Work instructions: From the entries underneath, give the number of lines holding the word "iconfont", without any other words.

*** Opening Available data ***

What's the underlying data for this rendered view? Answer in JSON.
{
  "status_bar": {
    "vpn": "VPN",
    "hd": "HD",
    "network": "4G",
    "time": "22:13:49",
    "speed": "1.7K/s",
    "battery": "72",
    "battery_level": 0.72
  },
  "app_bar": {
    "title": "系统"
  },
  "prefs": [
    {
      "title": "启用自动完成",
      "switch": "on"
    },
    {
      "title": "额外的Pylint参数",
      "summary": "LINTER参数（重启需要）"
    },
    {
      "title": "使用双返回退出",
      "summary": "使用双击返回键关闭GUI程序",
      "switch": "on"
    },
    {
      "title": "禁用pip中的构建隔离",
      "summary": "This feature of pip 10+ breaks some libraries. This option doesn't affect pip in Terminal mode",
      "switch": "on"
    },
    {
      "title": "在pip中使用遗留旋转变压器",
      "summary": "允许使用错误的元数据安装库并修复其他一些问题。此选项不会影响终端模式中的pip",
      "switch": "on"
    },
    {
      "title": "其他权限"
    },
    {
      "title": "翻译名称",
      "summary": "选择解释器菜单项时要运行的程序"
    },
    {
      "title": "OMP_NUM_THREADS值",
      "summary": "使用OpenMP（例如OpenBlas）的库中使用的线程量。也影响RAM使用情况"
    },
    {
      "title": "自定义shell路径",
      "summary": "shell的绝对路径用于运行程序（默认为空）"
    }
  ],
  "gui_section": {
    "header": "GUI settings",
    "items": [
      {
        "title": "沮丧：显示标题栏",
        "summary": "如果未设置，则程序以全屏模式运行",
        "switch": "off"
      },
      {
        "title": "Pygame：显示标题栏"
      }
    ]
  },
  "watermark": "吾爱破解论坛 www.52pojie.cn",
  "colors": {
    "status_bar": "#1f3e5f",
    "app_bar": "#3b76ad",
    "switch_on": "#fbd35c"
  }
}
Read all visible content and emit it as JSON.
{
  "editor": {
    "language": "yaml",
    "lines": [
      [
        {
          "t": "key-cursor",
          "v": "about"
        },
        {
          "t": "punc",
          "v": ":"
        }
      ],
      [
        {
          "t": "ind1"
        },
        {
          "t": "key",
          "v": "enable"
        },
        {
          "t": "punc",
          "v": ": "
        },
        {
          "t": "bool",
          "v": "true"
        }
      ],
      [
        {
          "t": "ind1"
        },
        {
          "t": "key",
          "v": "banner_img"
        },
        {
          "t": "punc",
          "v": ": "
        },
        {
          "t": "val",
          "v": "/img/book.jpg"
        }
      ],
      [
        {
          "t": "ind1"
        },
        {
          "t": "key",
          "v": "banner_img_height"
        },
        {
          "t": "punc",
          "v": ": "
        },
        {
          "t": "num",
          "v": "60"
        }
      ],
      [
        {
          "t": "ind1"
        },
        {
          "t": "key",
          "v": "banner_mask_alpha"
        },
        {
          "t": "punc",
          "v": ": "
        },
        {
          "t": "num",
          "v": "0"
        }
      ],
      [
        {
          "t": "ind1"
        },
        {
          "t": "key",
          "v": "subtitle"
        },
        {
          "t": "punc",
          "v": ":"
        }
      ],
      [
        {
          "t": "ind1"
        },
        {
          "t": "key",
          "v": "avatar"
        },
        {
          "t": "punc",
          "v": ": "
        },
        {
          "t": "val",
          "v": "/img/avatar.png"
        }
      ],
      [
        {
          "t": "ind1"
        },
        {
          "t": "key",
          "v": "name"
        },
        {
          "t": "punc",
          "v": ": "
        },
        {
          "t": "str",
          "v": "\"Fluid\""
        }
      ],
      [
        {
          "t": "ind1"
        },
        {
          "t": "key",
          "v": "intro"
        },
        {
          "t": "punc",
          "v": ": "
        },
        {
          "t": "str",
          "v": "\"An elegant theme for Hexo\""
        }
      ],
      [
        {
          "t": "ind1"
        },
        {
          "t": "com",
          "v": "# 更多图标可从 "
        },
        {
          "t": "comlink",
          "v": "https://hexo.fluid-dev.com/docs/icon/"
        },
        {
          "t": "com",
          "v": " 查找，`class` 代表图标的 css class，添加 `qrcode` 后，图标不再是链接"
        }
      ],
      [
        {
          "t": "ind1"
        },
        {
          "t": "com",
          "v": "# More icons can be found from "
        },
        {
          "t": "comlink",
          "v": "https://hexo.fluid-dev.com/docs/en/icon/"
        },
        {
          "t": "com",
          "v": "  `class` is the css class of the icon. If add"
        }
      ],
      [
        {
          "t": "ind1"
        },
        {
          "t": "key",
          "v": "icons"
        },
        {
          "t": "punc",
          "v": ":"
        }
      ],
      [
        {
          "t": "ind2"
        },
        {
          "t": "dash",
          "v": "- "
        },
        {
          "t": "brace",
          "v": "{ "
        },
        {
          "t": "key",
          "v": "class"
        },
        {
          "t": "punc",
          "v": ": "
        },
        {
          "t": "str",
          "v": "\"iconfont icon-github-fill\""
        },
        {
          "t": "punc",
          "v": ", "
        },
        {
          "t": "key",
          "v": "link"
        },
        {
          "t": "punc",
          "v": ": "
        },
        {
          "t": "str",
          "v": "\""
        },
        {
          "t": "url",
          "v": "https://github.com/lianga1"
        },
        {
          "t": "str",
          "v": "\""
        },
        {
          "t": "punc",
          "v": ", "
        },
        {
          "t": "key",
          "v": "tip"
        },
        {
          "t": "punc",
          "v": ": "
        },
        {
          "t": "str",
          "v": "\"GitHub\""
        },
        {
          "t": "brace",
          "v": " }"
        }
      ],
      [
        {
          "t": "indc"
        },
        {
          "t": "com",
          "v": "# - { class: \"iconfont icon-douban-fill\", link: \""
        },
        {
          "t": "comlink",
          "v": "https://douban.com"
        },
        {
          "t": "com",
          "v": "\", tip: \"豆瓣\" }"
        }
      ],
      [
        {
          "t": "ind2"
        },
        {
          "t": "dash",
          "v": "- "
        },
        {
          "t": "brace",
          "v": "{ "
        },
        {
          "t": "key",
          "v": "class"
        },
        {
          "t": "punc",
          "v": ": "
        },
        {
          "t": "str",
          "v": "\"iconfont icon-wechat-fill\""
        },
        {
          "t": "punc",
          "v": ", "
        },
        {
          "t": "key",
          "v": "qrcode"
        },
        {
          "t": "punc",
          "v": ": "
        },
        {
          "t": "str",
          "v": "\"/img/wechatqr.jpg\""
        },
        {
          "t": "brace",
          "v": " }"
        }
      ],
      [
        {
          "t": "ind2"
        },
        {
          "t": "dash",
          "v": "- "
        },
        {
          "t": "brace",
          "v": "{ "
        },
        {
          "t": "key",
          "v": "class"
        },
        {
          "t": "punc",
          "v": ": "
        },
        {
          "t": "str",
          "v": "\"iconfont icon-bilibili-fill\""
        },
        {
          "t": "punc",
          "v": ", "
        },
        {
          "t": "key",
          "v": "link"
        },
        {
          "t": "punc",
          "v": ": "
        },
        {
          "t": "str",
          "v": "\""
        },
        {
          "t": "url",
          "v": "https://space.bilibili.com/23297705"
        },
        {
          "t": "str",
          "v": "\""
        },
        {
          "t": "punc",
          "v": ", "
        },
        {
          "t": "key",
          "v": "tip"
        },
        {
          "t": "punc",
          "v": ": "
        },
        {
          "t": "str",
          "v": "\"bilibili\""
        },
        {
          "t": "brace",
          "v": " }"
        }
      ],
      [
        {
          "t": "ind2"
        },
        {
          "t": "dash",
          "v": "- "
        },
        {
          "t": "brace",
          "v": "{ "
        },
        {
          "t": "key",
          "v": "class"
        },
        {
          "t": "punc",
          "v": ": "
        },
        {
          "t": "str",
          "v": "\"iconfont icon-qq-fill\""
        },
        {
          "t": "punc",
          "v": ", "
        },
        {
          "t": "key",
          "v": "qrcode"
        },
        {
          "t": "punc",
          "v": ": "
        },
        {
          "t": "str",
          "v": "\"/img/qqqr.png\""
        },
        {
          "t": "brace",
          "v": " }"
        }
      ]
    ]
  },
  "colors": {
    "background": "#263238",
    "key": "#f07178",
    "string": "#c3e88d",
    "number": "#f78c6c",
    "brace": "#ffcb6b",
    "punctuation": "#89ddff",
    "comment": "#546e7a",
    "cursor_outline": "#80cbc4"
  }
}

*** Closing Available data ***

Solution to the exercise: 5